suchitav.com

cmos power amplifier design issues


Low breakdown voltage of deep sub-micron technologies. This limits the maximum gate-drain voltage since the output voltage at the transistor’s drain normally reaches 2 times the supply for classes B, and F, and around 3 times the supply for class E operation. Thus, transistors have to operate at a lower supply voltage, delivering lower power. Additionally CMOS tech- nology has lower current drive; i.e. the gain provided by the single stage is very low. Either multiple stages would be used or new design techniques that would reduce the number of stages by decreasing the input drive requirements of the large transistors in the PA, are employed .

2 In contrast to semi-insulating substrates, a highly doped substrate is common in CMOS technology. This results in substrate interaction in a highly integrated CMOS IC. The leakage from an integrated power amplifier might affect the stability of, for example the VCO in a transceiver chain.

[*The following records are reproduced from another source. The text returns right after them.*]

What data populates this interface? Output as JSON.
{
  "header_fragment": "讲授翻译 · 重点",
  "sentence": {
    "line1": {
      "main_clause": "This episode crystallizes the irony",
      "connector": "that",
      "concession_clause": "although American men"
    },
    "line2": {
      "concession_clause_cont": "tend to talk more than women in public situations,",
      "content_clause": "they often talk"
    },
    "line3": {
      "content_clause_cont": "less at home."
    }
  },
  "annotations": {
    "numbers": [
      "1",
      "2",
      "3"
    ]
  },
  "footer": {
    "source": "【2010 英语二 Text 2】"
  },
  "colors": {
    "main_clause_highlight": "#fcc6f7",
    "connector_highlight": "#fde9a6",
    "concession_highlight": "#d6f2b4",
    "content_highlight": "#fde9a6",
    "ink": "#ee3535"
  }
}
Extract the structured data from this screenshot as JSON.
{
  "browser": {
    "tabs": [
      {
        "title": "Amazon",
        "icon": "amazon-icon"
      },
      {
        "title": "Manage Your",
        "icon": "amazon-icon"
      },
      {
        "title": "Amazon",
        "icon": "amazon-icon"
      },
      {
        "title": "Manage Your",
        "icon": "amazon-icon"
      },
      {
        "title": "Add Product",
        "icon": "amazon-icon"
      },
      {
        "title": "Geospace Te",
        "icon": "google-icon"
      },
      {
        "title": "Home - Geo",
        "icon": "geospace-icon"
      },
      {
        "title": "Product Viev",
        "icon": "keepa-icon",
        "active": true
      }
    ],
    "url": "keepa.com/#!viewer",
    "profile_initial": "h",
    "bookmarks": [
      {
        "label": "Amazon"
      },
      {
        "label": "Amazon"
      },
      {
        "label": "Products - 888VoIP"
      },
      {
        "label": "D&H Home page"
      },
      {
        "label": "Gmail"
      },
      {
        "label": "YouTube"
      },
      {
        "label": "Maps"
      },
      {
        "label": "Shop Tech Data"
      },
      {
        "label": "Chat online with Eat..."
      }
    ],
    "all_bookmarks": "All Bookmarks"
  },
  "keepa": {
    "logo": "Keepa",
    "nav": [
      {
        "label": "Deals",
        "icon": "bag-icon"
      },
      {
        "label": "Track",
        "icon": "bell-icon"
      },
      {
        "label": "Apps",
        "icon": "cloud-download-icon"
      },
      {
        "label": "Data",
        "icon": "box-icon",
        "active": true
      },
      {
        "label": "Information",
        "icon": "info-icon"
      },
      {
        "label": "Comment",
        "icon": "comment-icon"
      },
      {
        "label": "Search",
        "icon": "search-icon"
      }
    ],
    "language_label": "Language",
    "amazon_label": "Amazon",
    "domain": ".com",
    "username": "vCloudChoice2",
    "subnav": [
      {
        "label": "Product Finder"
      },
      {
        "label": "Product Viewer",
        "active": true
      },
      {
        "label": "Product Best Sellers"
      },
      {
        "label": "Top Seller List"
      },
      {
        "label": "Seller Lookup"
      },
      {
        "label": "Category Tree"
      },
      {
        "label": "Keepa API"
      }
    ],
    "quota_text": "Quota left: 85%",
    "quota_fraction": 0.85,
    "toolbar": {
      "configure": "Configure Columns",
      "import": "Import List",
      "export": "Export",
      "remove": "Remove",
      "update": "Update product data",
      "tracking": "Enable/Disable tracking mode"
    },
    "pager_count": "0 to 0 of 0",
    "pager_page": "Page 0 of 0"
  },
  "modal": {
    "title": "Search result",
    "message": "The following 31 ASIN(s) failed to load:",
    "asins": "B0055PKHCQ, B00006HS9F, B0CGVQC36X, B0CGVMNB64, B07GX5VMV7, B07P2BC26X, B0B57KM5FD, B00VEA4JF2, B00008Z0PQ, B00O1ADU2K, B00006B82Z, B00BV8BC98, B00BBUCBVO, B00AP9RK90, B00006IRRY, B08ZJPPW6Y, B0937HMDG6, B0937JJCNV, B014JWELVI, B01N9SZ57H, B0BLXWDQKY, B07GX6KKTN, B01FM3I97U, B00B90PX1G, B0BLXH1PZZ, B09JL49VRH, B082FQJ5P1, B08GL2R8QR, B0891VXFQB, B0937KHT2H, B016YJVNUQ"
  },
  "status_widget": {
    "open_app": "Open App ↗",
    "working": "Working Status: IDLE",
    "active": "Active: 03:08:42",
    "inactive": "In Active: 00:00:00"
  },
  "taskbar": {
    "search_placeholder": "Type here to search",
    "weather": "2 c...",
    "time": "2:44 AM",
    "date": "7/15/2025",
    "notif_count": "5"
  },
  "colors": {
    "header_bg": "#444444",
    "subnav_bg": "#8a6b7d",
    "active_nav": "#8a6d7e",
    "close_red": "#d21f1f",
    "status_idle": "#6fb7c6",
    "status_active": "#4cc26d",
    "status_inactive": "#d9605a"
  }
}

3 Conventional transistor models for CMOS devices have been found to be moderately accurate for RFICs, and need to be improved for analog operation at radio frequencies. Large signal CMOS RF models and substrate modeling are critical to the successful design and operation of integrated CMOS radio frequency power amplifiers, owing to the large currents and voltage changes that the output transistors experience. As a result, traditional PA design relies heavily on data measured from single transistors.

4 Since the inherent output device impedance in the power amplifier case is very low, impedance matching becomes very difficult, requiring higher impedance transformation ratios. Additionally, the output matching elements require lower loss, and good thermal properties since there are usually significant RF currents flowing in these elements. If CMOS technology is used, the losses in the substrate will decrease the quality factor of the passive elements in the matching network. Usually the output- matching network is implemented off chip as the antenna itself is off chip.

5 The power amplifier delivers large output current in order to achieve the required power at the load. This current can be high enough that electromigration and parasitic in the circuit may cause performance degradation





Related

COMMENT Uncategorized



  1. guru

    challenges in PA design

    Power amplifiers are normally used in the transmit side of RF circuits,
    typically to drive antennas. Power amplifiers typically trade off efficiency and
    linearity, and this tradeoff is very important in a fully monolithic implementation.
    Higher efficiency leads to extended battery life, and this is especially
    important in the realization of small, portable products. There are some additional
    challenges specifically related to being fully integrated. Integrated circuits
    typically have a limited power supply voltage to avoid breakdown, as well as a
    metal migration limit for current. Thus, simply achieving the desired output
    power can be a challenge. Power amplifiers dissipate power and generate heat,
    which has to be removed. Due to the small size of integrated circuits, this is a
    challenging exercise in design and packaging. Several recent overview presentations
    have highlighted the special problems with achieving high efficiency and
    linearity in fully integrated power amplifiers






EDUCATION

INSURANCE


CONTACT
FAVORITE
SITEMAP
VLSI COMPANIES IN BANGALORE
VLSI INTERVIEW QUESTION RFSIR.COM